To compare the impact of smoking on PAD, CHD, and stroke, the researchers used data from the Atherosclerosis Risk in Communities (ARIC) study, which included 15,792 adults aged 45-64 years in four communities. The findings were published in the.
The study population of 13,355 individuals had no baseline history of PAD, CHD, or stroke. Over a median 26 years of follow-up, the researchers identified 492 cases of PAD, 1,798 cases of CHD, and 1,106 cases of stroke.
The risk of all three conditions began to decline within 5 years of smoking cessation, which could be encouraging to smokers who wish to quit, the researchers noted. In addition, the longer the duration of smoking cessation, the lower the risk for all three conditions (See central illustration).
However, a significantly elevated risk remained for PAD for up to 30 years after smoking cessation and for CHD for up to 20 years after smoking cessation, compared with never-smokers.
The researchers also found a roughly fourfold increased risk for PAD for smokers who smoked for 40 or more pack-years, compared with never-smokers, which was greater than the 2.1 hazard ratio for CHD and 1.8 HR for stroke. In addition, current smokers of at least one pack per day had a significantly greater risk of PAD, compared with never-smokers (HR, 5.36) that was higher than the risk for CHD or stroke (HR, 2.38 and HR, 1.88, respectively).
The study findings were limited by several factors including the reliance on self-reports, potential misclassification of data, and the potential exclusion of mild PAD cases that did not require hospitalization, the researchers noted. However, the results support the value of encouraging smokers to quit and support the need to include PAD risk in public health information, they said. “Although public statements about smoking and [cardiovascular disease] have been focusing on CHD and stroke, our results indicate the need to take account of PAD as well for comprehensively acknowledging the effect of smoking on overall cardiovascular health,” they added.
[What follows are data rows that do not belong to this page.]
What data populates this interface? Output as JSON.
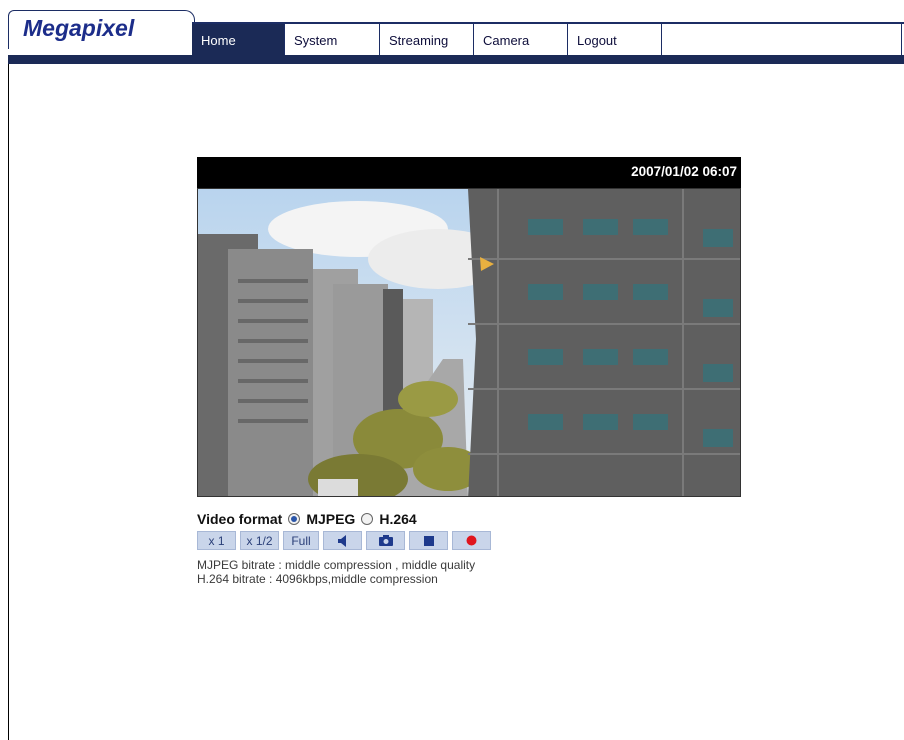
{
  "header": {
    "logo": "Megapixel",
    "nav": [
      {
        "label": "Home",
        "active": true
      },
      {
        "label": "System",
        "active": false
      },
      {
        "label": "Streaming",
        "active": false
      },
      {
        "label": "Camera",
        "active": false
      },
      {
        "label": "Logout",
        "active": false
      }
    ]
  },
  "viewer": {
    "timestamp": "2007/01/02 06:07"
  },
  "video_format": {
    "label": "Video format",
    "options": [
      {
        "label": "MJPEG",
        "selected": true
      },
      {
        "label": "H.264",
        "selected": false
      }
    ]
  },
  "controls": {
    "x1": "x 1",
    "x_half": "x 1/2",
    "full": "Full",
    "icons": [
      "speaker-icon",
      "camera-icon",
      "stop-icon",
      "record-icon"
    ]
  },
  "info": {
    "mjpeg": "MJPEG bitrate : middle compression , middle quality",
    "h264": "H.264 bitrate : 4096kbps,middle compression"
  },
  "colors": {
    "brand_navy": "#1b2a56",
    "logo_blue": "#1c2d8a",
    "button_bg": "#c9d5ea",
    "record_red": "#e0151d"
  }
}
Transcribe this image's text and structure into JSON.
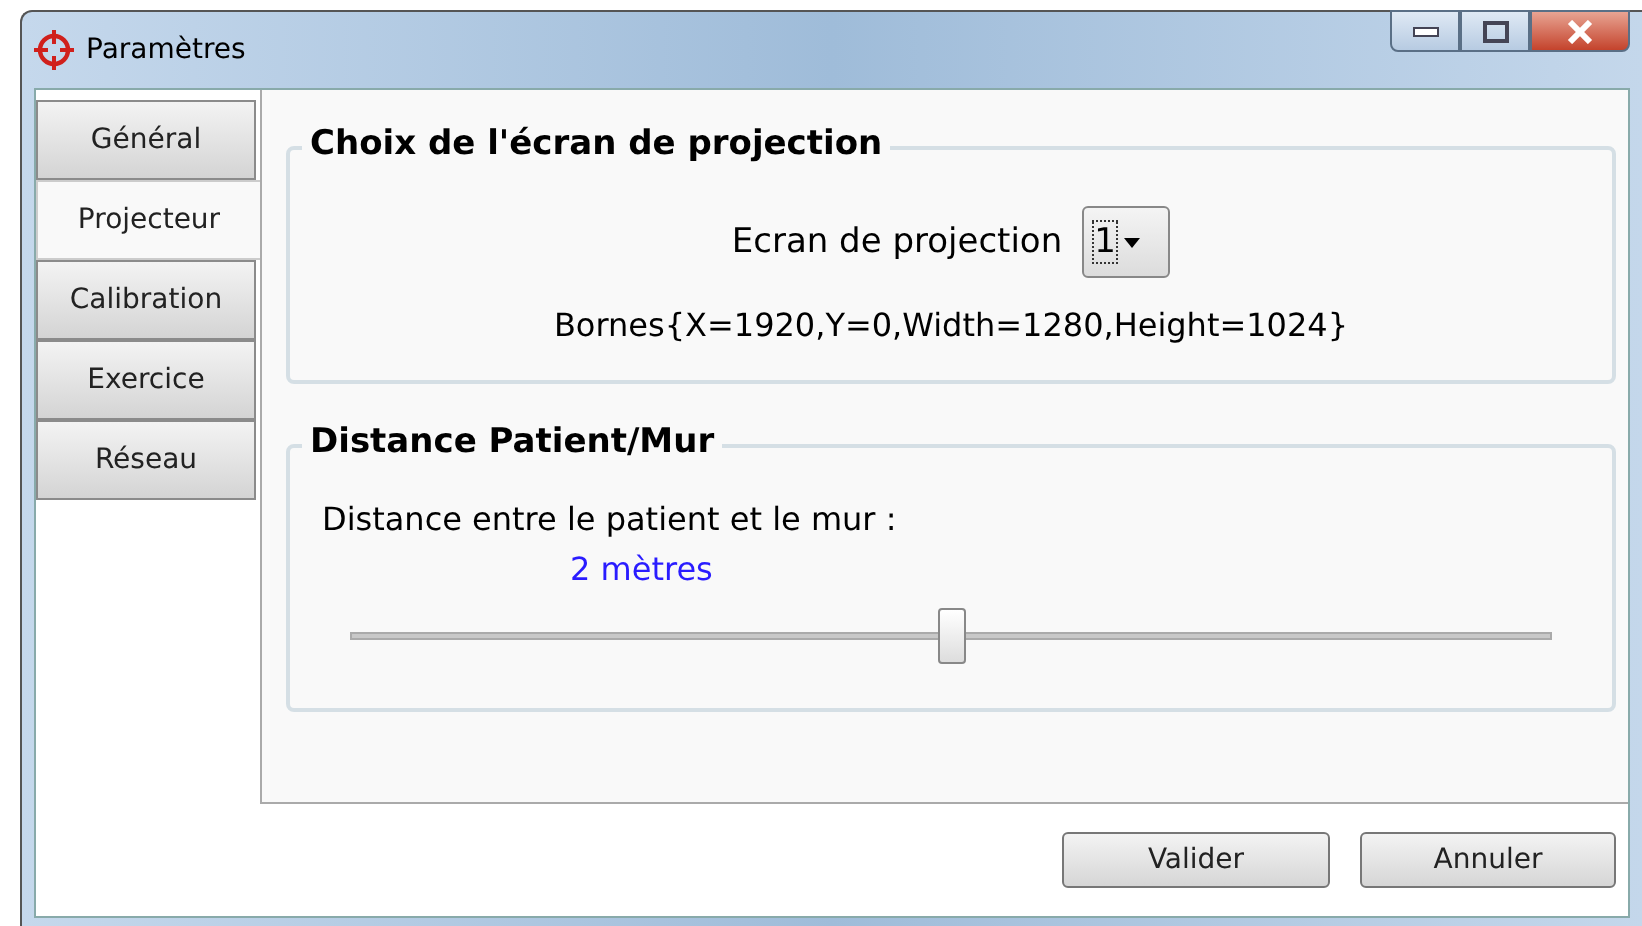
{
  "window": {
    "title": "Paramètres"
  },
  "tabs": [
    {
      "label": "Général",
      "selected": false
    },
    {
      "label": "Projecteur",
      "selected": true
    },
    {
      "label": "Calibration",
      "selected": false
    },
    {
      "label": "Exercice",
      "selected": false
    },
    {
      "label": "Réseau",
      "selected": false
    }
  ],
  "projection_group": {
    "title": "Choix de l'écran de projection",
    "screen_label": "Ecran de projection",
    "screen_value": "1",
    "bounds": "Bornes{X=1920,Y=0,Width=1280,Height=1024}"
  },
  "distance_group": {
    "title": "Distance Patient/Mur",
    "label": "Distance entre le patient et le mur :",
    "reading": "2 mètres",
    "level": 0.5
  },
  "buttons": [
    "Valider",
    "Annuler"
  ]
}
The ARIC study was funded by the National Heart, Lung, and Blood Institute, National Institutes of Health. Lead author Dr. Ding had no financial conflicts to disclose; coauthors disclosed relationships with Bristol-Myers Squibb and Fukuda Denshi.
SOURCE: Ding N et al. J Am Coll Cardiol. 2019 Jul 22;74:498-507. .